Saved entries
※ ※ ※

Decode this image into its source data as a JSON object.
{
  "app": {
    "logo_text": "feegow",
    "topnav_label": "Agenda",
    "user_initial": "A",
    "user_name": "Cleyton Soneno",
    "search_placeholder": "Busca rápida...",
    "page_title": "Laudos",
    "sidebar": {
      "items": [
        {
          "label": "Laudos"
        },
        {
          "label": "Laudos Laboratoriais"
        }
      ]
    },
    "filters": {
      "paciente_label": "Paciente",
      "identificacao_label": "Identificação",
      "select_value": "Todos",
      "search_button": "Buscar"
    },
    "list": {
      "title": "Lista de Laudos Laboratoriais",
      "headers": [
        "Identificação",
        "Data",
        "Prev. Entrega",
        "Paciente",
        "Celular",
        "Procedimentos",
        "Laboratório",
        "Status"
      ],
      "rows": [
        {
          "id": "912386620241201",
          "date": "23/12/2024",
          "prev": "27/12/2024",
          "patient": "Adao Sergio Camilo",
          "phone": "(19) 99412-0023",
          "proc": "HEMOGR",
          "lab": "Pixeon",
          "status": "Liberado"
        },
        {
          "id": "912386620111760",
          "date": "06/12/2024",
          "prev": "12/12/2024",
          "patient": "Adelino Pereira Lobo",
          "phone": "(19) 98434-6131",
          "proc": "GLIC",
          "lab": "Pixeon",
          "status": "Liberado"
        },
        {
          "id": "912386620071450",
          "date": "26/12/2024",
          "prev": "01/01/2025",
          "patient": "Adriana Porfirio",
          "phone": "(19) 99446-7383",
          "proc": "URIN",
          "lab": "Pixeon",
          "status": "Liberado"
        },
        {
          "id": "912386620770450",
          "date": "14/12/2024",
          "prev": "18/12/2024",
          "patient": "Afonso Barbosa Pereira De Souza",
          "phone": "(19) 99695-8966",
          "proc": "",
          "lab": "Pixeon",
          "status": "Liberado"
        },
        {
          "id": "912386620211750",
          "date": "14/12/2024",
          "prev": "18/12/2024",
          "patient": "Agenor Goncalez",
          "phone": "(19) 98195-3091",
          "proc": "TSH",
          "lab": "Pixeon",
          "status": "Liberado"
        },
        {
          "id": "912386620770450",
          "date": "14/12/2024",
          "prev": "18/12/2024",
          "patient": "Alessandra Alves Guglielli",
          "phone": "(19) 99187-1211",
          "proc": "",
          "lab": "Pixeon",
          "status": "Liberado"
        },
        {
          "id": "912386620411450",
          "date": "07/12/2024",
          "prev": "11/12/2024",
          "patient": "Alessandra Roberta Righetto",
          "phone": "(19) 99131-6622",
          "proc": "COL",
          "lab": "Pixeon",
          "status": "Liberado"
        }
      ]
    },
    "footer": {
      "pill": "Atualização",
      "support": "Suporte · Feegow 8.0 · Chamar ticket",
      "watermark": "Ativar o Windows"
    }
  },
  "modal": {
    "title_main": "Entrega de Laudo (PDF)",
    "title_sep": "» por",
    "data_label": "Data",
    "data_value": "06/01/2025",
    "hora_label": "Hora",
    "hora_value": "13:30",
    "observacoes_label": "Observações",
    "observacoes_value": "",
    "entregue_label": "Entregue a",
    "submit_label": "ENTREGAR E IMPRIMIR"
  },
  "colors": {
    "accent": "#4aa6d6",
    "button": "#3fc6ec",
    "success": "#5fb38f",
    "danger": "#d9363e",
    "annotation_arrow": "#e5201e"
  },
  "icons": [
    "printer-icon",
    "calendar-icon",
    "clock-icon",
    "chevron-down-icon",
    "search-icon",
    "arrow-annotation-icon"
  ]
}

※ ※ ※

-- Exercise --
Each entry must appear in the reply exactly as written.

-- Expected output --
Decode this image into its source data as a JSON object.
{
  "app": {
    "logo_text": "feegow",
    "topnav_label": "Agenda",
    "user_initial": "A",
    "user_name": "Cleyton Soneno",
    "search_placeholder": "Busca rápida...",
    "page_title": "Laudos",
    "sidebar": {
      "items": [
        {
          "label": "Laudos"
        },
        {
          "label": "Laudos Laboratoriais"
        }
      ]
    },
    "filters": {
      "paciente_label": "Paciente",
      "identificacao_label": "Identificação",
      "select_value": "Todos",
      "search_button": "Buscar"
    },
    "list": {
      "title": "Lista de Laudos Laboratoriais",
      "headers": [
        "Identificação",
        "Data",
        "Prev. Entrega",
        "Paciente",
        "Celular",
        "Procedimentos",
        "Laboratório",
        "Status"
      ],
      "rows": [
        {
          "id": "912386620241201",
          "date": "23/12/2024",
          "prev": "27/12/2024",
          "patient": "Adao Sergio Camilo",
          "phone": "(19) 99412-0023",
          "proc": "HEMOGR",
          "lab": "Pixeon",
          "status": "Liberado"
        },
        {
          "id": "912386620111760",
          "date": "06/12/2024",
          "prev": "12/12/2024",
          "patient": "Adelino Pereira Lobo",
          "phone": "(19) 98434-6131",
          "proc": "GLIC",
          "lab": "Pixeon",
          "status": "Liberado"
        },
        {
          "id": "912386620071450",
          "date": "26/12/2024",
          "prev": "01/01/2025",
          "patient": "Adriana Porfirio",
          "phone": "(19) 99446-7383",
          "proc": "URIN",
          "lab": "Pixeon",
          "status": "Liberado"
        },
        {
          "id": "912386620770450",
          "date": "14/12/2024",
          "prev": "18/12/2024",
          "patient": "Afonso Barbosa Pereira De Souza",
          "phone": "(19) 99695-8966",
          "proc": "",
          "lab": "Pixeon",
          "status": "Liberado"
        },
        {
          "id": "912386620211750",
          "date": "14/12/2024",
          "prev": "18/12/2024",
          "patient": "Agenor Goncalez",
          "phone": "(19) 98195-3091",
          "proc": "TSH",
          "lab": "Pixeon",
          "status": "Liberado"
        },
        {
          "id": "912386620770450",
          "date": "14/12/2024",
          "prev": "18/12/2024",
          "patient": "Alessandra Alves Guglielli",
          "phone": "(19) 99187-1211",
          "proc": "",
          "lab": "Pixeon",
          "status": "Liberado"
        },
        {
          "id": "912386620411450",
          "date": "07/12/2024",
          "prev": "11/12/2024",
          "patient": "Alessandra Roberta Righetto",
          "phone": "(19) 99131-6622",
          "proc": "COL",
          "lab": "Pixeon",
          "status": "Liberado"
        }
      ]
    },
    "footer": {
      "pill": "Atualização",
      "support": "Suporte · Feegow 8.0 · Chamar ticket",
      "watermark": "Ativar o Windows"
    }
  },
  "modal": {
    "title_main": "Entrega de Laudo (PDF)",
    "title_sep": "» por",
    "data_label": "Data",
    "data_value": "06/01/2025",
    "hora_label": "Hora",
    "hora_value": "13:30",
    "observacoes_label": "Observações",
    "observacoes_value": "",
    "entregue_label": "Entregue a",
    "submit_label": "ENTREGAR E IMPRIMIR"
  },
  "colors": {
    "accent": "#4aa6d6",
    "button": "#3fc6ec",
    "success": "#5fb38f",
    "danger": "#d9363e",
    "annotation_arrow": "#e5201e"
  },
  "icons": [
    "printer-icon",
    "calendar-icon",
    "clock-icon",
    "chevron-down-icon",
    "search-icon",
    "arrow-annotation-icon"
  ]
}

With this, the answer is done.